Record Heat Drives People From Their Homes

July 31, 2009 Updated: October 1, 2015

West Coast residents are now enjoying swimming more than ever as a result of the heat wave. (Fany Qiu/The Epoch Times)
West Coast residents are now enjoying swimming more than ever as a result of the heat wave. (Fany Qiu/The Epoch Times)
Record temperatures in the Pacific Northwest are keeping citizens up at night and outside of their homes more. On Wednesday, temperatures measured as high as 103 degrees at the Seattle-Tacoma International Airport, the highest since the area started recording temperatures in 1891, said Jay Albrecht, lead forecaster at the National Weather Service in Seattle, during a phone interview.

“Sleeping conditions are pretty unbearable,” said local resident Linda Faye, who said that since the heat spell began on Sunday, she has been spending her evenings in packed theaters to avoid the heat in her home, which has no air conditioner.

An “abnormal” wind from desert and mountain areas east of Seattle is responsible for the heat wave, said Albrecht. He explained that the air that comes down from the mountain gets compressed and warms up. For air that is 85 degrees at 3,000 feet, its temperature increases 5 to 5.5 degrees for every 1,000 feet the air descends, said the weather forecaster.

The Pacific Northwest is known for its relatively mild summers. Temperature during the summer months are usually in the mid to upper 70s, said Albrecht.

In Seattle and many other parts of the Northwest where few households have air conditioning, local community centers, libraries and pools are open later into the evenings, according to Cornell Amaya, public information officer for the Emergency Operations Center of Seattle.

“We have been monitoring 211 and 911 calls,” and have “not heard of anyone in the area that has had heat stroke or heat exhaustion,” said Keith Eisner, spokesperson for Thurston County Emergency Management in Olympia, Washington.

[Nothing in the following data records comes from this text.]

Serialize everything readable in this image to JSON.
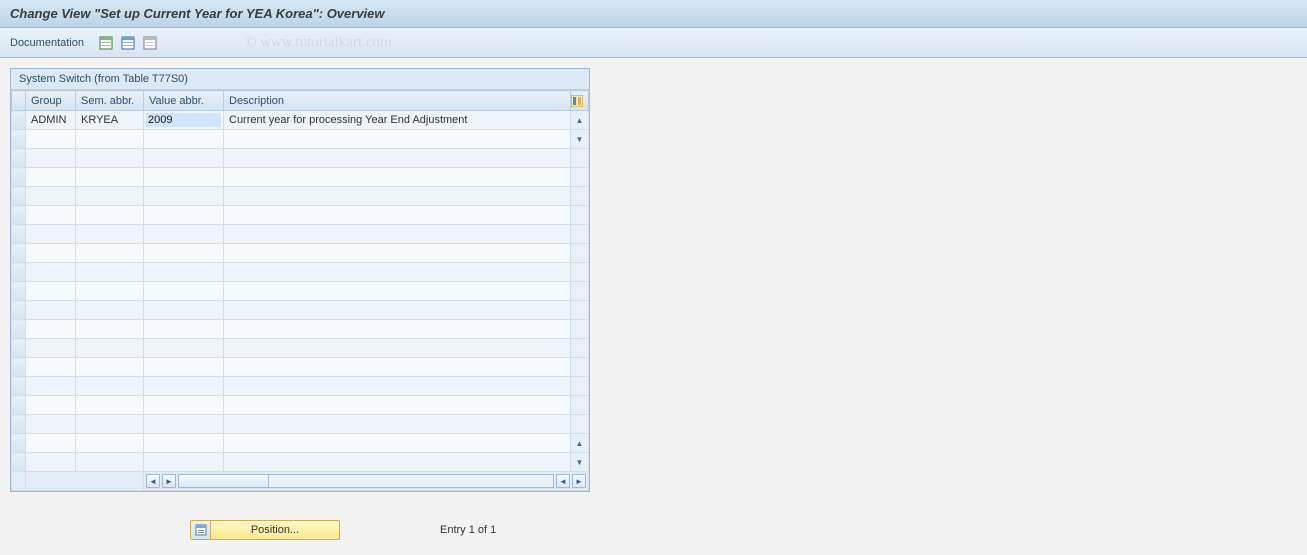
{
  "title": "Change View \"Set up Current Year for YEA Korea\": Overview",
  "toolbar": {
    "documentation_label": "Documentation"
  },
  "watermark": "© www.tutorialkart.com",
  "panel": {
    "header": "System Switch (from Table T77S0)",
    "columns": {
      "group": "Group",
      "sem": "Sem. abbr.",
      "value": "Value abbr.",
      "desc": "Description"
    },
    "rows": [
      {
        "group": "ADMIN",
        "sem": "KRYEA",
        "value": "2009",
        "desc": "Current year for processing Year End Adjustment"
      }
    ]
  },
  "footer": {
    "position_label": "Position...",
    "entry_text": "Entry 1 of 1"
  }
}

“Police are carrying cold water to give to people on the streets … advising them to get in the shade,” said Amaya.

Since only 30 percent of buses in Seattle are air conditioned, some drivers had to be substituted due to the unbearable heat, Amaya reported. Also, senior centers which had air conditioning problems Wednesday transported the elderly to cooler places.

Due to emergency centers’ quick transfer of information and citizens’ adherence to the warnings, there have been no “official incidents where people were overcome with heat,” said Amaya, who advised people to stay hydrated, stay in cool places, wear loose clothing and check up on neighbors and the elderly.

Air conditioners and fans have sold out in many stores in Seattle.

Since Monday evening, 700 to 800 cooling appliances were purchased at just one Home Depot in Seattle, according to an assistant store manager. The store will not be expecting anymore shipments, but more window air conditioners and fans may be transferred from other Home Depots in Washington state, to arrive a week or two later, the manager added.

“I sold 198 fans over the weekend—Saturday and Sunday,” said manager of a local Walgreens. There was a shipment of 31 fans on Tuesday, which “sold out in 20 minutes,” the manager reported.

Temperatures in the Pacific Northwest are expected to cool, according to forecaster Albrecht, who said he sees “some relief on the horizon.”

“Marine air” from the Pacific Ocean, which maintained its cool temperature in the lower 50s, will alleviate the humid, unusual heat beginning Thursday night, said Albrecht.